Rosen’s office said that trade groups such as CompTIA and ISACA have already endorsed the legislation.

“We must take action to address the shortage in our cybersecurity workforce in order to fill the gaps in our cyber-defense,” Rosen said in a statement.

“I’m proud to help usher in the next generation of employees in the field of cybersecurity. I’ll continue to work on finding forward-thinking solutions that provide our businesses, communities, and government with the skilled workforce they need to strengthen our nation’s cybersecurity infrastructure and protect Americans’ data from bad actors,” she added.

Cramer noted that “cyber attacks are an emerging threat to our nation, and we need a well-trained workforce able to combat them,” while Lee said that “our ability to compete in the world economy depends on producing an educated cyber-ready workforce.”

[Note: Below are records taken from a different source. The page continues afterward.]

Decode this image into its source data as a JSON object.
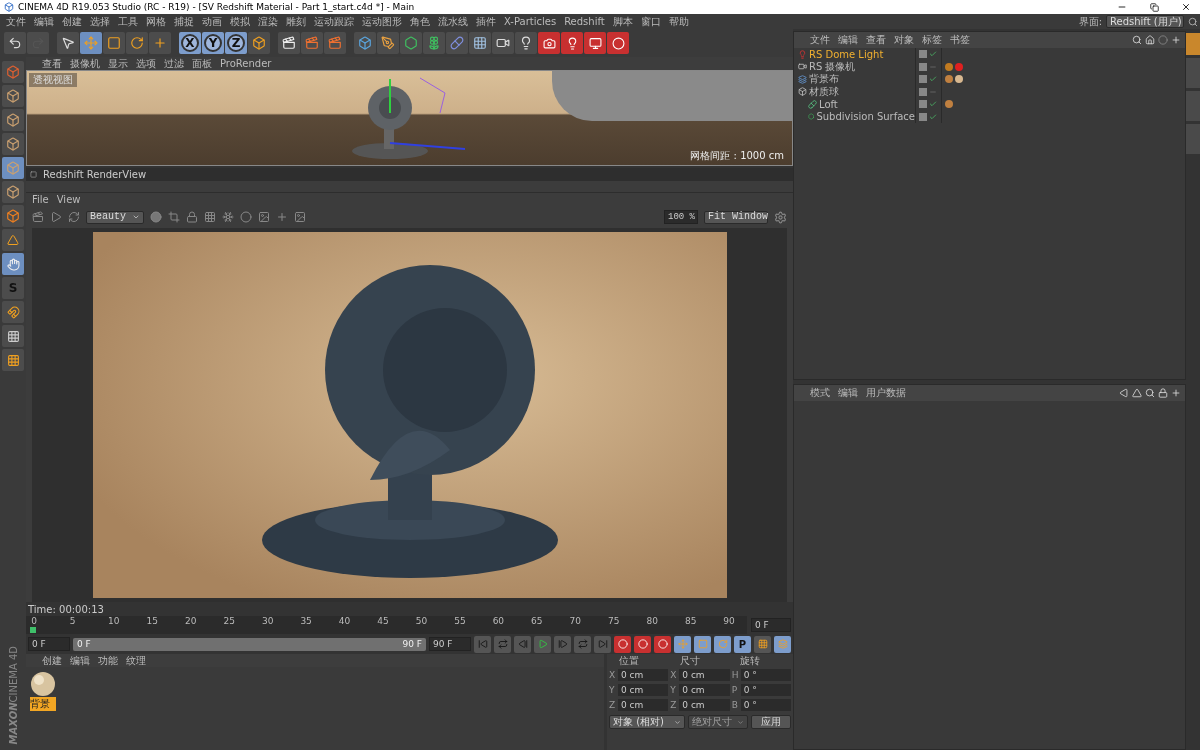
{
  "window": {
    "title": "CINEMA 4D R19.053 Studio (RC - R19) - [SV Redshift Material - Part 1_start.c4d *] - Main"
  },
  "menu": [
    "文件",
    "编辑",
    "创建",
    "选择",
    "工具",
    "网格",
    "捕捉",
    "动画",
    "模拟",
    "渲染",
    "雕刻",
    "运动跟踪",
    "运动图形",
    "角色",
    "流水线",
    "插件",
    "X-Particles",
    "Redshift",
    "脚本",
    "窗口",
    "帮助"
  ],
  "layout": {
    "label": "界面:",
    "value": "Redshift (用户)"
  },
  "toolbar": {
    "axes": [
      {
        "label": "X",
        "on": true
      },
      {
        "label": "Y",
        "on": true
      },
      {
        "label": "Z",
        "on": true
      }
    ]
  },
  "side_toolbar": {
    "snap_label": "S"
  },
  "viewport": {
    "menu": [
      "查看",
      "摄像机",
      "显示",
      "选项",
      "过滤",
      "面板",
      "ProRender"
    ],
    "label": "透视视图",
    "grid": "网格间距 : 1000 cm"
  },
  "render_view": {
    "title": "Redshift RenderView",
    "menu": [
      "File",
      "View"
    ],
    "aov": "Beauty",
    "zoom": "100 %",
    "fit": "Fit Window",
    "time": "Time: 00:00:13"
  },
  "timeline": {
    "ticks": [
      "0",
      "5",
      "10",
      "15",
      "20",
      "25",
      "30",
      "35",
      "40",
      "45",
      "50",
      "55",
      "60",
      "65",
      "70",
      "75",
      "80",
      "85",
      "90"
    ],
    "playhead": {
      "level": 0
    },
    "range": {
      "level": 1
    },
    "end_field": "0 F",
    "start": "0 F",
    "range_start": "0 F",
    "range_end": "90 F",
    "end": "90 F",
    "key_label": "P"
  },
  "materials": {
    "menu": [
      "创建",
      "编辑",
      "功能",
      "纹理"
    ],
    "items": [
      {
        "name": "背景",
        "selected": true
      }
    ]
  },
  "coordinates": {
    "headers": [
      "位置",
      "尺寸",
      "旋转"
    ],
    "rows": [
      {
        "cells": [
          {
            "axis": "X",
            "value": "0 cm"
          },
          {
            "axis": "X",
            "value": "0 cm"
          },
          {
            "axis": "H",
            "value": "0 °"
          }
        ]
      },
      {
        "cells": [
          {
            "axis": "Y",
            "value": "0 cm"
          },
          {
            "axis": "Y",
            "value": "0 cm"
          },
          {
            "axis": "P",
            "value": "0 °"
          }
        ]
      },
      {
        "cells": [
          {
            "axis": "Z",
            "value": "0 cm"
          },
          {
            "axis": "Z",
            "value": "0 cm"
          },
          {
            "axis": "B",
            "value": "0 °"
          }
        ]
      }
    ],
    "mode": "对象 (相对)",
    "size_mode": {
      "label": "绝对尺寸",
      "disabled": true
    },
    "apply": "应用"
  },
  "objects": {
    "menu": [
      "文件",
      "编辑",
      "查看",
      "对象",
      "标签",
      "书签"
    ],
    "items": [
      {
        "name": "RS Dome Light",
        "kind": "light",
        "selected": true,
        "enabled": true
      },
      {
        "name": "RS 摄像机",
        "kind": "camera",
        "selected": false,
        "enabled": false,
        "tags": [
          {
            "kind": "target"
          },
          {
            "kind": "redshift"
          }
        ]
      },
      {
        "name": "背景布",
        "kind": "background",
        "selected": false,
        "enabled": true,
        "tags": [
          {
            "kind": "phong"
          },
          {
            "kind": "material"
          }
        ]
      },
      {
        "name": "材质球",
        "kind": "null",
        "selected": false,
        "enabled": false,
        "children": [
          {
            "name": "Loft",
            "kind": "loft",
            "selected": false,
            "enabled": true,
            "tags": [
              {
                "kind": "phong"
              }
            ]
          },
          {
            "name": "Subdivision Surface",
            "kind": "subdivision",
            "selected": false,
            "enabled": true
          }
        ]
      }
    ]
  },
  "side_tabs": [
    {
      "selected": true
    },
    {
      "selected": false
    },
    {
      "selected": false
    },
    {
      "selected": false
    }
  ],
  "attributes": {
    "menu": [
      "模式",
      "编辑",
      "用户数据"
    ]
  },
  "brand": [
    "MAXON",
    "CINEMA 4D"
  ]
}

Meanwhile, Spanberger said she is “proud to help introduce this bipartisan legislation, because addressing our country’s workforce demands isn’t a partisan issue—it’s an issue of national security, economic strength, and long-term financial security for working families.”